Task brief:
Copy the result of filtering the entries below for lines that include the string "Mango".

Data about app and page elements
↓

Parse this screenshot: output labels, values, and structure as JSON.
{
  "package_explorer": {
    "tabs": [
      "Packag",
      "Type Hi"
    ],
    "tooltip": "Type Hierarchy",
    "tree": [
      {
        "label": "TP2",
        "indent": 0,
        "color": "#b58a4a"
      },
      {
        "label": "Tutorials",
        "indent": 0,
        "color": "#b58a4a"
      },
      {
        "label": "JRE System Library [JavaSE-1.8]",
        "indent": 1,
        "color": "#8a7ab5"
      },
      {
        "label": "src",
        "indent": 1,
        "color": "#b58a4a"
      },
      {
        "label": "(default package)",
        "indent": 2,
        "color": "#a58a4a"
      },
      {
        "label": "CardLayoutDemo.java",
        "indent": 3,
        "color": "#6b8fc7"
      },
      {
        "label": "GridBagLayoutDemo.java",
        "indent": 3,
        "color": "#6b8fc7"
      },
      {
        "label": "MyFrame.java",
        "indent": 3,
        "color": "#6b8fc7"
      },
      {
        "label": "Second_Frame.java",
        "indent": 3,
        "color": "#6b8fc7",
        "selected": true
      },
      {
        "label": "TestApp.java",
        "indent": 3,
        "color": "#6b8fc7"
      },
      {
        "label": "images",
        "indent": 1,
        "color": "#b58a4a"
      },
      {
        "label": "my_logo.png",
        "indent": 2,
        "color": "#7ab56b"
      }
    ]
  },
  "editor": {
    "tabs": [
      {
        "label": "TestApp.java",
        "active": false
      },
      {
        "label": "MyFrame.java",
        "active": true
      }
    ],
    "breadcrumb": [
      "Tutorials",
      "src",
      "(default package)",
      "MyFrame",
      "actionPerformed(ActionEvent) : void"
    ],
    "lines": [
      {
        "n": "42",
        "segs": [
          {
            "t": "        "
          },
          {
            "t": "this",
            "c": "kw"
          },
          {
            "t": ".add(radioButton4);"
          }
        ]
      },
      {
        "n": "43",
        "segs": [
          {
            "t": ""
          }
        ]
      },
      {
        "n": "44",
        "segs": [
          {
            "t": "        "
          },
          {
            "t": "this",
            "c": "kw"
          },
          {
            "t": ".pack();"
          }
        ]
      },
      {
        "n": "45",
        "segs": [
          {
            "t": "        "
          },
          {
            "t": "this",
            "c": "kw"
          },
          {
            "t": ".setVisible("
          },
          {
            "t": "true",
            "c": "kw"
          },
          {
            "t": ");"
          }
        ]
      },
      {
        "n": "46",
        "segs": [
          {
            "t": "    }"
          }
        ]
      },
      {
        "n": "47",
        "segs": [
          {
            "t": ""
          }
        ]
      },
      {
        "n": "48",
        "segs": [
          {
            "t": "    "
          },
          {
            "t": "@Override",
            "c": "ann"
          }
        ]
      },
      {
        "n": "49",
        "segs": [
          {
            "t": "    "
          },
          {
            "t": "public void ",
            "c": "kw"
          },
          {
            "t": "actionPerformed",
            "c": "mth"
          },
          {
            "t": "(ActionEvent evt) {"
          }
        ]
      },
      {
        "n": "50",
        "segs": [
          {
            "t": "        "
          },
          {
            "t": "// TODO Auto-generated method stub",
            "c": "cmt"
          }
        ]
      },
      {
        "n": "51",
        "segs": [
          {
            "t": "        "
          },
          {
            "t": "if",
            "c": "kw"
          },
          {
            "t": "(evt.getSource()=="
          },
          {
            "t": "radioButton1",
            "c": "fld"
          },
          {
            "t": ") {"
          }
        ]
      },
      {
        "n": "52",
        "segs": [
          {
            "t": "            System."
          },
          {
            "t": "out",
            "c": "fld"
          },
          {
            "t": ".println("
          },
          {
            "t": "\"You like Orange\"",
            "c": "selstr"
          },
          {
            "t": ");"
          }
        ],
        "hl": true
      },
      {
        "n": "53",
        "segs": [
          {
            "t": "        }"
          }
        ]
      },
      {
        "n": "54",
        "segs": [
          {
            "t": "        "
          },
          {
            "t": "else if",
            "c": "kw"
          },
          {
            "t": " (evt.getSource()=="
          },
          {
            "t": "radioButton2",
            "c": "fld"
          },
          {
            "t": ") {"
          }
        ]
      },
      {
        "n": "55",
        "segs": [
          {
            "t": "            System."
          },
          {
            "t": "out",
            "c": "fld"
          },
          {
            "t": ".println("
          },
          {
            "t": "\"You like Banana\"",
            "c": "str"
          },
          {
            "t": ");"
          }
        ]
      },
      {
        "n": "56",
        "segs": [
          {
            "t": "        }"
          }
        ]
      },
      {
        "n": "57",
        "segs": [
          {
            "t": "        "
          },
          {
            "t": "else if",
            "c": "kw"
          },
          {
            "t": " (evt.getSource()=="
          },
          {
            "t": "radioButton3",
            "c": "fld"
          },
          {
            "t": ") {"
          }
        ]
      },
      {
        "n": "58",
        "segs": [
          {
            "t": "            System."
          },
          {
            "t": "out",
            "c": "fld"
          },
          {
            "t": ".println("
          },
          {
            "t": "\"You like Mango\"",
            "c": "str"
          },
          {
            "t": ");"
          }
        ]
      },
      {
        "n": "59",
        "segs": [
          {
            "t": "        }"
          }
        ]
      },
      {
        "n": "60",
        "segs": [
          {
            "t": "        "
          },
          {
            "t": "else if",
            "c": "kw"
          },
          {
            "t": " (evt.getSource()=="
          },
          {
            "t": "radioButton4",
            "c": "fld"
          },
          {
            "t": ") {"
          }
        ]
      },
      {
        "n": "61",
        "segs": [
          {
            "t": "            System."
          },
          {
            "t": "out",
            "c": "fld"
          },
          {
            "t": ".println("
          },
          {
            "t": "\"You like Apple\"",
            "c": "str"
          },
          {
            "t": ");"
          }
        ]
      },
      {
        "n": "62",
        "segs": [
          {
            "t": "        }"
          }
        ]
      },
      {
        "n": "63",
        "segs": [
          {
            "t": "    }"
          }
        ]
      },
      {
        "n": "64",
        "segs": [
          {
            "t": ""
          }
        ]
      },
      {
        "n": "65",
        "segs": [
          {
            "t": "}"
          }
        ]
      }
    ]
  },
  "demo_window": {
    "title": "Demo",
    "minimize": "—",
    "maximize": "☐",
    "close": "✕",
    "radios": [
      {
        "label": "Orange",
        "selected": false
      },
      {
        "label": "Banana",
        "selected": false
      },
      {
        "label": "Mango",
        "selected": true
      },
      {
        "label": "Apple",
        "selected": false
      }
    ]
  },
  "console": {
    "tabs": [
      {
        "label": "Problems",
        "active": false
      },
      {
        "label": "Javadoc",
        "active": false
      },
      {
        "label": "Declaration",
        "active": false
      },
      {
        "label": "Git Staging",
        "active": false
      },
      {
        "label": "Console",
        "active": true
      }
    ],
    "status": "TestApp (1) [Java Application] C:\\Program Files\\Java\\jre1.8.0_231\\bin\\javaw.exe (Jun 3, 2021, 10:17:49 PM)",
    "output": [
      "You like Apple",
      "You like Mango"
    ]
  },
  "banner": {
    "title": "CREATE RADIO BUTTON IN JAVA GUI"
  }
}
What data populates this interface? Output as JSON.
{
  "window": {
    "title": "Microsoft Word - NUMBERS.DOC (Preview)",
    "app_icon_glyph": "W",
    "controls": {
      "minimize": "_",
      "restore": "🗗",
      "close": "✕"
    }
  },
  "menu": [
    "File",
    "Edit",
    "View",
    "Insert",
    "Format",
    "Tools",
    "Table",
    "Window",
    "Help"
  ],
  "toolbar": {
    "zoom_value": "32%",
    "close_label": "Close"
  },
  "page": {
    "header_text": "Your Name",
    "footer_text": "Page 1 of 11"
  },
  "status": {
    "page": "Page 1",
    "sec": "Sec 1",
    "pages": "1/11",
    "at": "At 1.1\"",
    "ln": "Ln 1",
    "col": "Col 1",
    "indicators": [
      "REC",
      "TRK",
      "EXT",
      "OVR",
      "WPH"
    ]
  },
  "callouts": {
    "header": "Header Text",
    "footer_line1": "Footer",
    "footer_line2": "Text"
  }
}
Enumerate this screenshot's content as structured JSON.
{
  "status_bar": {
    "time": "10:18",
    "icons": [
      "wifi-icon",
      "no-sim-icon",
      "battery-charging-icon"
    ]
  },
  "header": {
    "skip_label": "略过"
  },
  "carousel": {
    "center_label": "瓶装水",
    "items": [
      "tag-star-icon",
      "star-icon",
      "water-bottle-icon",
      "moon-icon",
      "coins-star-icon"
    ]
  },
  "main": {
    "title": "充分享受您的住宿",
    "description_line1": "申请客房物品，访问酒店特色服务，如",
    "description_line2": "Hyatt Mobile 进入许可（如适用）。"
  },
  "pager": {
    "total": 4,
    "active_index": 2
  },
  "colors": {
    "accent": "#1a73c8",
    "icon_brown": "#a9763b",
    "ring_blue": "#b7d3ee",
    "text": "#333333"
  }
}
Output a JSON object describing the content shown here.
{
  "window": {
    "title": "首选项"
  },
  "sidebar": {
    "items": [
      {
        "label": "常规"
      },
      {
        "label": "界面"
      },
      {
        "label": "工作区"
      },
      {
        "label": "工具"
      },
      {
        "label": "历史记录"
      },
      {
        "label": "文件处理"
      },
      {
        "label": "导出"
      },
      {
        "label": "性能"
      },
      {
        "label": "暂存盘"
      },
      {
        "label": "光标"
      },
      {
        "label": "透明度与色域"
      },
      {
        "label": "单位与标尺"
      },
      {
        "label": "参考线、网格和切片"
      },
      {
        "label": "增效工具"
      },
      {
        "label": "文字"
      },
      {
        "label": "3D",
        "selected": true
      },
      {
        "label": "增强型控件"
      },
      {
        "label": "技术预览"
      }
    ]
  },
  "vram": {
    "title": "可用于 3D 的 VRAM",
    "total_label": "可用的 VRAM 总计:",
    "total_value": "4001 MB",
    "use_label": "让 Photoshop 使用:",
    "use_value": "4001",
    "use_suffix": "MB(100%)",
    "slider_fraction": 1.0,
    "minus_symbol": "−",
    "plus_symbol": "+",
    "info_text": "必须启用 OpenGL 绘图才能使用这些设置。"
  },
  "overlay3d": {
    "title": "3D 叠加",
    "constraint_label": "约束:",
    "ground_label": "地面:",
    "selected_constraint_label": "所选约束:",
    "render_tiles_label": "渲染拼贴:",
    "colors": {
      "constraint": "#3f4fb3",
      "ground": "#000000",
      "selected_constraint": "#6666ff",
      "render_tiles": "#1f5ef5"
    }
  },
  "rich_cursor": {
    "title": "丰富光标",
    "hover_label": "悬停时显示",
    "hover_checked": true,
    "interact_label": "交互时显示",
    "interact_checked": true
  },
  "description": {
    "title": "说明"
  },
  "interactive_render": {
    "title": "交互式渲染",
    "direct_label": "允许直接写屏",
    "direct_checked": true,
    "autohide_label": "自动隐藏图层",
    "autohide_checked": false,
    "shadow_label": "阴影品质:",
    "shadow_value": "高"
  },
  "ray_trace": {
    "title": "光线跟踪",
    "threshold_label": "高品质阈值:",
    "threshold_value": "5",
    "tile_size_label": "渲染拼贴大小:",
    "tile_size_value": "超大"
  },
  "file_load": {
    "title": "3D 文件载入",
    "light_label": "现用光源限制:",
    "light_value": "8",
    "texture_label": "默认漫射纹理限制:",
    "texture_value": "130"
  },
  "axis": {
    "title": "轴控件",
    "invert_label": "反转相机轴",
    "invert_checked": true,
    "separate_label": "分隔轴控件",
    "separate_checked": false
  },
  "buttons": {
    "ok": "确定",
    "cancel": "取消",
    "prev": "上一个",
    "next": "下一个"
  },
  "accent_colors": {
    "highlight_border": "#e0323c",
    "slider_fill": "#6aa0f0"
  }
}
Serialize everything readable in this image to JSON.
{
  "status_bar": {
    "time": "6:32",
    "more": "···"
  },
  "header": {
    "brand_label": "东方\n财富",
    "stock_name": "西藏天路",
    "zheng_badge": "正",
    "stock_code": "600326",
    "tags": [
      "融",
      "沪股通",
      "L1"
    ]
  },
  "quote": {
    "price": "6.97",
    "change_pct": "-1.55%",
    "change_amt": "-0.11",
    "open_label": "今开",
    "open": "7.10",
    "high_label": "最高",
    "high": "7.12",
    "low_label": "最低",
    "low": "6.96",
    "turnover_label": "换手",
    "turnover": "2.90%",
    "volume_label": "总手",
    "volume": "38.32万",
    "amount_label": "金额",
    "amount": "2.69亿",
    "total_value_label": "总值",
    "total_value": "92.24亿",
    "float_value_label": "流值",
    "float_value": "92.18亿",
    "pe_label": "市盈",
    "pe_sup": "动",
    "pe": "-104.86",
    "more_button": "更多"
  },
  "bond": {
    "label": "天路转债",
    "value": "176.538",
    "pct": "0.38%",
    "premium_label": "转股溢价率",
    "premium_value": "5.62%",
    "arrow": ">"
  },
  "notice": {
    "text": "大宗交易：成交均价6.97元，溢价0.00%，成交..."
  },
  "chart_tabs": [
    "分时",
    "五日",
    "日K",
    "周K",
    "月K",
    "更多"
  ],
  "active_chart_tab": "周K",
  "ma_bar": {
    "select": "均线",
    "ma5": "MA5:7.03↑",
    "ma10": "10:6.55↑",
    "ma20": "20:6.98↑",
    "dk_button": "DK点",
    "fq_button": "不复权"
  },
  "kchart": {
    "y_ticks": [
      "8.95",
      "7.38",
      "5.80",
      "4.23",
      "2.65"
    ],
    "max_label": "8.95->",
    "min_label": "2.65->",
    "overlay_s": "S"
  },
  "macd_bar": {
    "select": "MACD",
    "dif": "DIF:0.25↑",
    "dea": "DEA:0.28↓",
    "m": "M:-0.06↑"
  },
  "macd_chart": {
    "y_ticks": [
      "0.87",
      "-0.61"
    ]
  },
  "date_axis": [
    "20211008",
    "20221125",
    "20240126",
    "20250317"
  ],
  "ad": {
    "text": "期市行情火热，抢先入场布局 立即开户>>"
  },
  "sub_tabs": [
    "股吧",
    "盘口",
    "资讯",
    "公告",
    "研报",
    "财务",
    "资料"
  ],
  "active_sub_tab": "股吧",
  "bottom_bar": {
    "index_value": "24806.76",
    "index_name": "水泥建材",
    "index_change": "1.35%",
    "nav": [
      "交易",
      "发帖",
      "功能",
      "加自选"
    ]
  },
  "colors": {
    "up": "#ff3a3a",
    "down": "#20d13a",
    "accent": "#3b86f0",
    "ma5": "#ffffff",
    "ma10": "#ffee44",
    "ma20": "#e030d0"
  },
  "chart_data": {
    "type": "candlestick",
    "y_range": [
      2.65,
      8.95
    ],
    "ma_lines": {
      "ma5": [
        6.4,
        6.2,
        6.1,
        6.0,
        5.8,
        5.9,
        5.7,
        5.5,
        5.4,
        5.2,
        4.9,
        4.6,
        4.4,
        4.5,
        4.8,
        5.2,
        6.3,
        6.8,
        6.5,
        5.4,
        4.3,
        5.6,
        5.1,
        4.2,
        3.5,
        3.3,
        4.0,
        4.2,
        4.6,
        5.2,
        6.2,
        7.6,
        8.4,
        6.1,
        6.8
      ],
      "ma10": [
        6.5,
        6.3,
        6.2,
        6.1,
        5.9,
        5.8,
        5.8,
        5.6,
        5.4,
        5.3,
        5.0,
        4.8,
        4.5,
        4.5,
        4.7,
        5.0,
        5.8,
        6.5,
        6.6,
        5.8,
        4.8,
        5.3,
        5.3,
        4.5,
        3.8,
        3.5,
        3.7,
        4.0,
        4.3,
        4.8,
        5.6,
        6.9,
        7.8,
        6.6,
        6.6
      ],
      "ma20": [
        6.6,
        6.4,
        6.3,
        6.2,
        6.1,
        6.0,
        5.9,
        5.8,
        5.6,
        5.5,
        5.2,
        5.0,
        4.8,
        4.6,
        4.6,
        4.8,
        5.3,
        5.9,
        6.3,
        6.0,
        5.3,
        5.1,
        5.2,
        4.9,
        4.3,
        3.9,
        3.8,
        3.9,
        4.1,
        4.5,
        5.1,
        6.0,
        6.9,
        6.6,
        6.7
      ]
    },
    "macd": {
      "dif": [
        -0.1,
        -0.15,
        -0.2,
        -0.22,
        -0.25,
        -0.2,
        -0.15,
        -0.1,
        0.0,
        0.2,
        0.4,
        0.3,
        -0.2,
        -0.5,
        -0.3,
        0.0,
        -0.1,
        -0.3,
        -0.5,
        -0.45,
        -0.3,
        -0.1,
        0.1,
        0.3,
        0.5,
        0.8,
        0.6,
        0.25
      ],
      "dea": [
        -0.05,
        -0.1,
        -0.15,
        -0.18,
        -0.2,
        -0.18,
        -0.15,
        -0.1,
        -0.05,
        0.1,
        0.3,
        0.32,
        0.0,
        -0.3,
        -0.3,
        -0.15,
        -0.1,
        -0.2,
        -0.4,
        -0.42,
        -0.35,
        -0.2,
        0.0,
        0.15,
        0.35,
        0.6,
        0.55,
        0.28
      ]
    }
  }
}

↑

Answer to the exercise:
            "t": "\"You like Mango\"",
        "label": "Mango",
      "You like Mango"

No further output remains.